The first time I saw a great black wasp on my mountain mint, I was mesmerized by its shiny black body and iridescent black/purple wings glowing in the sunlight. The photo above does not capture the beauty of this insect. You really have to see it in person. But don’t worry, they are not aggressive to humans.
Great black wasps (Sphex pensylvanicus) are part of the Digger wasp family that create burrows in the soil. Unlike other wasps, they do not have stripes or other markings. They are common throughout the U.S. except the Pacific Northwest. You will see them in mid-to-late summer in fields, meadows, pastures and yards. These wasps look fierce, but are not aggressive. Males don’t even have stingers, but females do. However, the female will sting only if her nest is disturbed.

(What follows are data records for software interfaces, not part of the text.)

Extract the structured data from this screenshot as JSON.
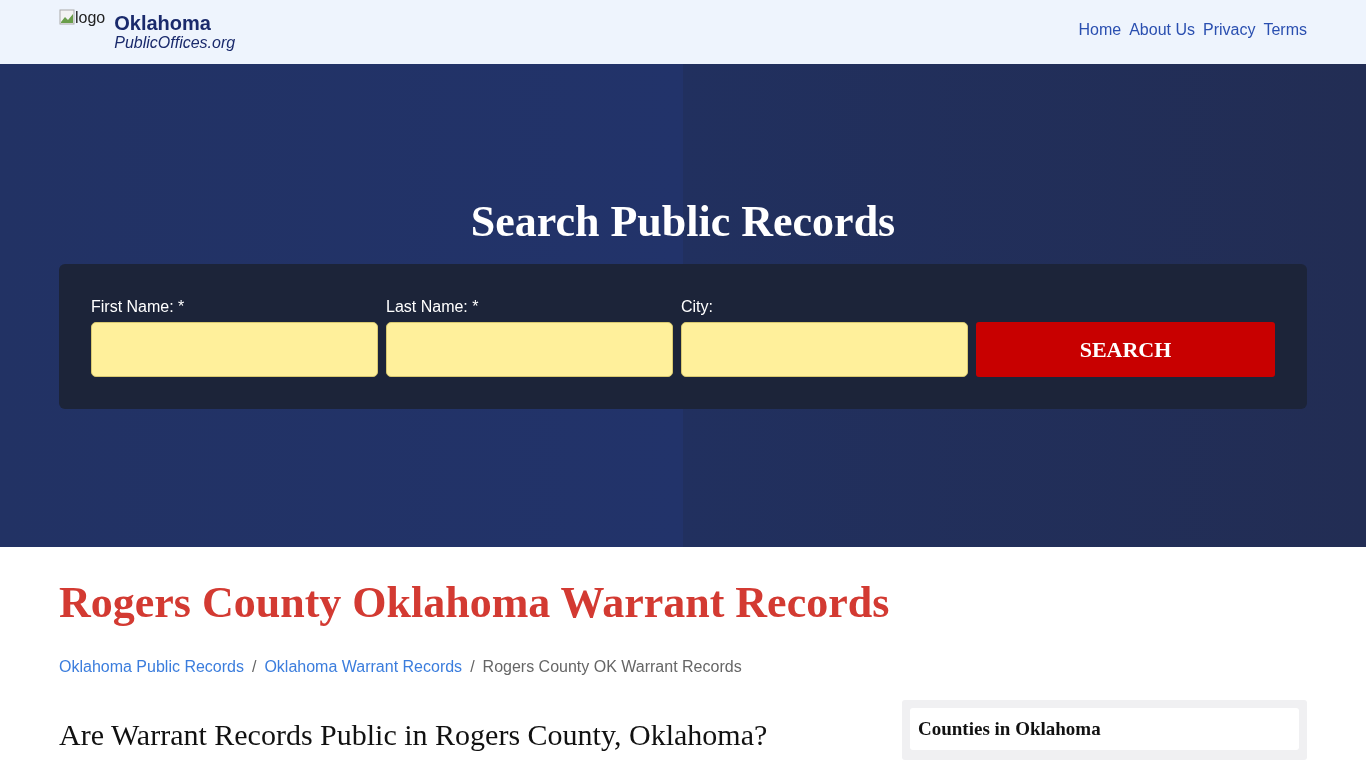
{
  "header": {
    "logo_alt": "logo",
    "brand_name": "Oklahoma",
    "brand_sub": "PublicOffices.org",
    "nav": [
      "Home",
      "About Us",
      "Privacy",
      "Terms"
    ]
  },
  "hero": {
    "title": "Search Public Records",
    "fields": [
      {
        "label": "First Name: *"
      },
      {
        "label": "Last Name: *"
      },
      {
        "label": "City:"
      }
    ],
    "button": "SEARCH"
  },
  "page_title": "Rogers County Oklahoma Warrant Records",
  "breadcrumb_separator": "/",
  "breadcrumb": [
    {
      "label": "Oklahoma Public Records",
      "kind": "link"
    },
    {
      "label": "Oklahoma Warrant Records",
      "kind": "link"
    },
    {
      "label": "Rogers County OK Warrant Records",
      "kind": "current"
    }
  ],
  "article": {
    "heading": "Are Warrant Records Public in Rogers County, Oklahoma?"
  },
  "sidebar": {
    "heading": "Counties in Oklahoma"
  }
}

Great black wasps are ground nesting solitary wasps, meaning they do not form colonies like bumblebees. Like other insects, the only purpose of the male is to mate. The female does all the heavy lifting. She works very hard to build and provision a nest, lay eggs and raise the young. The young hatch from an egg and undergo a complete metamorphosis through larva, pupa, and adult stages.

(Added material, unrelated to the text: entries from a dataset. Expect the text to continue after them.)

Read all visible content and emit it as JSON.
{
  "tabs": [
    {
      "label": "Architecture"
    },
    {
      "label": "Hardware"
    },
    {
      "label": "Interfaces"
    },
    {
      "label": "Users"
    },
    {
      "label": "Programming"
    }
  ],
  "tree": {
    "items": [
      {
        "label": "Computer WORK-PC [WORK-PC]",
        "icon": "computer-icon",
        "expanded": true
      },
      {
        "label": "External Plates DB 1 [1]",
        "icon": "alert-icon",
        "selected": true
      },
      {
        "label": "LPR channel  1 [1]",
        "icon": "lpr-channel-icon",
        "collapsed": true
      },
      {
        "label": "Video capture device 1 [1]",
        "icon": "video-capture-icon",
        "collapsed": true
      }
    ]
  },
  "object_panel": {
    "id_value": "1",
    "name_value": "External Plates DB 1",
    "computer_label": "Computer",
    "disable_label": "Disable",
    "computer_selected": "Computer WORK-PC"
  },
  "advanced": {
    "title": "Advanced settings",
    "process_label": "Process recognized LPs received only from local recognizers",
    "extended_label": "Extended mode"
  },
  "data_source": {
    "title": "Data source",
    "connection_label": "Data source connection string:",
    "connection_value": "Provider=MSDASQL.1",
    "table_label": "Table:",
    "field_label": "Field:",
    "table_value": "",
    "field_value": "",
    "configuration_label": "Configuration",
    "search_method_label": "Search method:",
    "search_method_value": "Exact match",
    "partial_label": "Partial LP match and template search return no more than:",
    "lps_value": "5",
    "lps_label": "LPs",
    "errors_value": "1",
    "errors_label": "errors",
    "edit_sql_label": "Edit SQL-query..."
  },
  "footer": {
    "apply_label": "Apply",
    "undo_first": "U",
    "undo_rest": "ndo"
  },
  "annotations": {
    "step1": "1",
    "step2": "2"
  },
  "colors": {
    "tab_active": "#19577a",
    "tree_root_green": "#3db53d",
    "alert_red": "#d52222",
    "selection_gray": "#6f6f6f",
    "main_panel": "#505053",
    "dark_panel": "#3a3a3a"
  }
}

Please resist the urge to exterminate these wasps. Great black wasps are beneficial insects. They are pollinators and also control the numbers of grasshoppers, locusts and cicadas that feed on crops and your plants.
I hope you will learn to appreciate these beautiful insects and welcome them to your garden. Plant mountain mint, milkweed, and goldenrod if you would like to attract the beautiful great black wasp.